Some studies show that the future income of a malnourished child over a prolonged period of time is reduced by 20% (reaching up to 66%). If extrapolated globally, these levels of malnutrition could mean a cost equivalent to 125,000 million dollars when these children reach adulthood in 2030. Hunger is both the cause and consequence of poverty.
Today we know that hunger is avoidable. It only takes a political decision and citizen awareness to achieve this goal. However, we waste finite natural resources, we have created unfair international standards and many people are excluded from development, each day more exposed to droughts, floods or sharp price increases. If we do not change anything, we run the risk of perpetuating and aggravating the problem of hunger, when in 2050 our planet reaches 9,000 million inhabitants.
In global figures, hunger is not worse. The efforts made by many governments and the international community have paid off and important progress has been made in many countries. Globally, the number of women, men, boys and girls who go hungry has been decreasing since 1990 and has gone from 1,015 to 842 million, a decrease of 17 percent.

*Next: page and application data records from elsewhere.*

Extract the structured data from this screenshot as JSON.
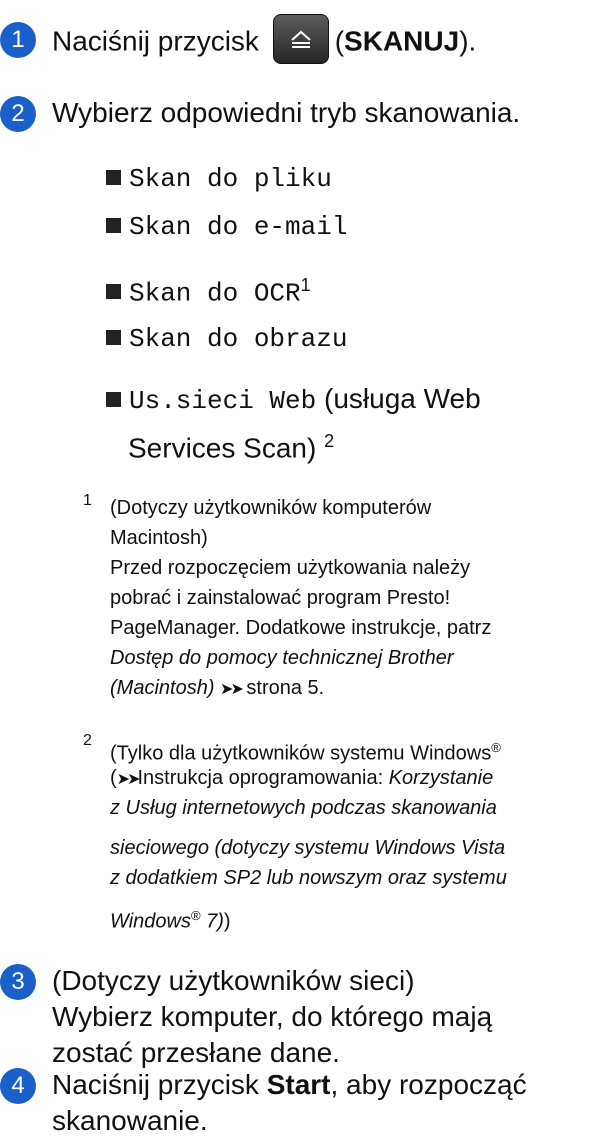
{
  "steps": [
    {
      "num": "1",
      "pre": "Naciśnij przycisk",
      "paren_open": "(",
      "bold": "SKANUJ",
      "paren_close": ")."
    },
    {
      "num": "2",
      "text": "Wybierz odpowiedni tryb skanowania."
    },
    {
      "num": "3",
      "line1": "(Dotyczy użytkowników sieci)",
      "line2": "Wybierz komputer, do którego mają",
      "line3": "zostać przesłane dane."
    },
    {
      "num": "4",
      "pre": "Naciśnij przycisk ",
      "bold": "Start",
      "post": ", aby rozpocząć",
      "line2": "skanowanie."
    }
  ],
  "options": [
    {
      "label": "Skan do pliku"
    },
    {
      "label": "Skan do e-mail"
    },
    {
      "label": "Skan do OCR",
      "sup": "1"
    },
    {
      "label": "Skan do obrazu"
    },
    {
      "label": "Us.sieci Web",
      "desc": " (usługa Web",
      "desc2": "Services Scan) ",
      "sup": "2"
    }
  ],
  "footnotes": {
    "f1": {
      "num": "1",
      "l1": "(Dotyczy użytkowników komputerów",
      "l2": "Macintosh)",
      "l3": "Przed rozpoczęciem użytkowania należy",
      "l4": "pobrać i zainstalować program Presto!",
      "l5": "PageManager. Dodatkowe instrukcje, patrz",
      "l6_i": "Dostęp do pomocy technicznej Brother",
      "l7_i": "(Macintosh)",
      "l7_arrow": "➤➤",
      "l7": " strona 5."
    },
    "f2": {
      "num": "2",
      "l1": "(Tylko dla użytkowników systemu Windows",
      "l1_sup": "®",
      "l2_open": "(",
      "l2_arrow": "➤➤",
      "l2": "Instrukcja oprogramowania: ",
      "l2_i": "Korzystanie",
      "l3_i": "z Usług internetowych podczas skanowania",
      "l4_i": "sieciowego (dotyczy systemu Windows Vista",
      "l5_i": "z dodatkiem SP2 lub nowszym oraz systemu",
      "l6_i": "Windows",
      "l6_sup": "®",
      "l6_i2": " 7)",
      "l6": ")"
    }
  }
}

But those advances are infinitely slow. We already know that globally it will be impossible to achieve the goal set at the 1996 World Food Summit, which was to halve the number of people who go hungry: 498 million people. If we remain the same, a less ambitious goal that was raised in 2000 in the Millennium Development Goals, which foresees the halving of the proportion of undernourished people, is not within our reach either. If we do not change anything, we will not achieve any of these goals, which are already modest.